Tag Archives: incubator

What Does Rick Rubin and Paul Graham Have in Common?

My brother recently took me to a Sound City Players show here in New York.  I’d never heard of the band before other than hearing it was a mashup of Nirvana, Foo Fighters and a dozen other artists.  How bad could that be?

In order to prepare for the show, he told me to watch this iTunes movie which is the history of Sound City.   I was not able to watch it before the concert but did end up watching it last night (romantic Valentines evening).

To sum it up quickly, Sound City was a recording studio in California that became famous for it’s location, home-y yet raw venue, and the volumes of gold and platinum albums that it turned out.  The studio was dedicated to tape based recording (pre-digital) and was magical in how it produced and directed everyone from Fear to John Fogerty, from Stevie Nicks to Nirvana.  The list of artists that stepped foot through their doors is unbelievably diverse and deep.

While watching the documentary, it got me thinking about how Sound City is similar to some of the incubator and accelerators that we have in the marketplace today for technology companies.  Are YCombinator, TechStars, Science, and others the next Sound City?

In other words, are recording studios similar to accelerators and incubators;  In many ways, they are.

I’ve spent some time in recording studios – specifically one here in New York City during my music business days.  Producers and recording engineers play similar roles to mentors and advisors that come thru accelerators and incubators.

Producers help to shape the music and if good, get the very best out of the artist.  They push the artist forward and move them into uncomfortable zones… often telling the artist things that they might not want to hear.

Recording engineers are making sure the music is being captured correctly and in a way that can move into production after its mutually agreed upon.

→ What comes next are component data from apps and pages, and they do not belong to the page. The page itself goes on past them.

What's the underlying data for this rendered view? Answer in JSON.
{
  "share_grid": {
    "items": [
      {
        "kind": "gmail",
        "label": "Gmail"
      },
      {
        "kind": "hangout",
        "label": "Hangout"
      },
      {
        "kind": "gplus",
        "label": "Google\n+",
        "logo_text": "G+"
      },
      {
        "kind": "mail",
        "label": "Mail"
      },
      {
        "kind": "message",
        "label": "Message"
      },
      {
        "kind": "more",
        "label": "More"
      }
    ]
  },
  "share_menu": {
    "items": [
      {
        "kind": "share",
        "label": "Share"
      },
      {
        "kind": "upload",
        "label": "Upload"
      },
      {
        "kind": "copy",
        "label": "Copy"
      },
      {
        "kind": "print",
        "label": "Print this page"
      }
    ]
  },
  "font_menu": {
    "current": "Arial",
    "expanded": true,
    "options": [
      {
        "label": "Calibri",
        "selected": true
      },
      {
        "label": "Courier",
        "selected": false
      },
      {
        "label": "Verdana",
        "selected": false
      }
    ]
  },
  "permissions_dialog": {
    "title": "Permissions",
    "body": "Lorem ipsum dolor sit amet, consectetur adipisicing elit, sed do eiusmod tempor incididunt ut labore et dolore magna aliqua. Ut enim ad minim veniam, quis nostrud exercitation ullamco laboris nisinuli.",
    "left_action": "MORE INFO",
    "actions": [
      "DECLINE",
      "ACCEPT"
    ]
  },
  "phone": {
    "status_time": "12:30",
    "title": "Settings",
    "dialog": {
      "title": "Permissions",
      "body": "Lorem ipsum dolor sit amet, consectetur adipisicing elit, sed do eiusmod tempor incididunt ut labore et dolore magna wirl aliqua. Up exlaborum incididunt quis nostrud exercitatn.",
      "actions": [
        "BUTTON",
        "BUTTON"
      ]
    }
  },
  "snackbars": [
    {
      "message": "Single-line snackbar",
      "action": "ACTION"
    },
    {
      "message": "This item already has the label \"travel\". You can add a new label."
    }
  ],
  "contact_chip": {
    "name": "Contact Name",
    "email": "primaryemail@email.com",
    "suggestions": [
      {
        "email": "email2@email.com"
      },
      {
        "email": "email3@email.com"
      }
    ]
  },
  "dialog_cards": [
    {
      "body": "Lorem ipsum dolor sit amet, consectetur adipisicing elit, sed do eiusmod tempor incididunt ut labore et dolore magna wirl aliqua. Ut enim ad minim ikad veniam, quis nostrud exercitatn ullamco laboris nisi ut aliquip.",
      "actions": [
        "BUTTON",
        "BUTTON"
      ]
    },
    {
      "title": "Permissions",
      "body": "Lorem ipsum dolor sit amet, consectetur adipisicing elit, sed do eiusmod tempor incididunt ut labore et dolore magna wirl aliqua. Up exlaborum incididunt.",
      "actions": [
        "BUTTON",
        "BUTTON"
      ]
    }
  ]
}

Artists who go thru recording studios are not guaranteed a hit song or album.  But the chances of going thru a solid recording studio with a reputable producer and creating an album will have a higher probability (I would think, not grounded in fact) of being taken seriously by the music business (A&R folks, etc).  The album also is accelerated thru the recording process as there is a lot of time dedication, attention, and focus on shipping the very best album possible.

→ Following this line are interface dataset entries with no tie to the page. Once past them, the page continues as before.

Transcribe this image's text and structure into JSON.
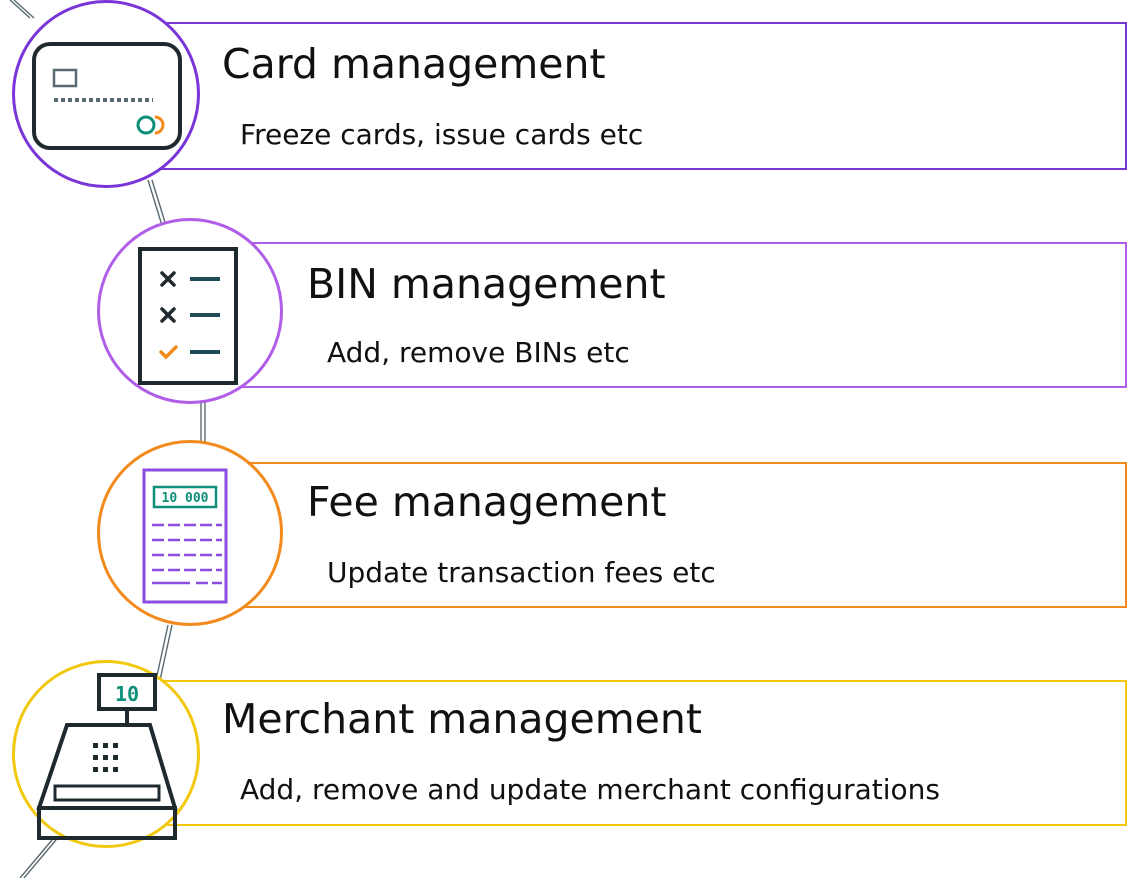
{
  "colors": {
    "card": "#7a35d8",
    "bin": "#b05ee8",
    "fee": "#f28a1c",
    "merchant": "#f2c80f",
    "connector": "#5a6a72",
    "icon_dark": "#1f2a2f",
    "icon_teal": "#0e8f7a",
    "icon_orange": "#f28a1c",
    "icon_purple": "#8a4de0"
  },
  "items": [
    {
      "title": "Card management",
      "description": "Freeze cards, issue cards etc",
      "icon": "credit-card-icon"
    },
    {
      "title": "BIN management",
      "description": "Add, remove BINs etc",
      "icon": "checklist-icon"
    },
    {
      "title": "Fee management",
      "description": "Update transaction fees etc",
      "icon": "calculator-icon"
    },
    {
      "title": "Merchant management",
      "description": "Add, remove and update merchant configurations",
      "icon": "cash-register-icon"
    }
  ],
  "icon_text": {
    "calculator_display": "10 000",
    "register_display": "10"
  }
}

Bringing this back to entrepreneurship, is Paul Graham or David Cohen the Rick Rubin of the accelerator industry?

It sounds like a hyperbolic and trivial statement, but think about it.

Not all startups need to go thru a accelerator or incubator.  Many artists don’t necessarily go thru a recording studios.  A big reason for this is that the digital tools available today do not necessitate getting together in a professional studio when Ableton Live or Pro Tools can have similar output at a fraction of the cost.  This is also similar in the accelerator space, though while the tools can be had whether or not in an accelerator, the network of people you engage with are most important.

Just something fun to chew on.

Business 2.0's Startup Factory

Michael V. Copeland, a senior writer for Business 2.0 penned an article about Startup Factories and their ressurection, thanks to the Web 2.0 evolution. What is a startup factory you might ask? It’s another name for an incubator. Taken from the article:

During the dotcom bubble, such startup factories were called incubators. At the peak, there were about 700 for-profit incubators, most focused on technology, according to the National Business Incubation Association. Many were notoriously high-pressure environments where a lucrative exit strategy was more important than the half-baked products.

The startup that the article focuses on is tentatively named Hit Forge, led by seasoned entrepreneur Naval Ravikant. “This is like a movie studio,” he says. “It’s about milestone-based development, piloting concepts, access to distribution” — not to mention finding the next blockbuster. “The Web is the most hit-driven business the world has ever seen,” Ravikant says. “The problem is finding that next hit.”Hit Forge Logo

From my own take, lets learn from the music industry. Hits aren’t sustainable because you aren’t gauranteed one each time. The Dave Matthews Band do not have chart topping songs each time their album comes out, yet they are very sustainable. I’m extremely interested to learn more about Ravikant’s new project and how he’s looking to navigate the ‘hit’ centric business model.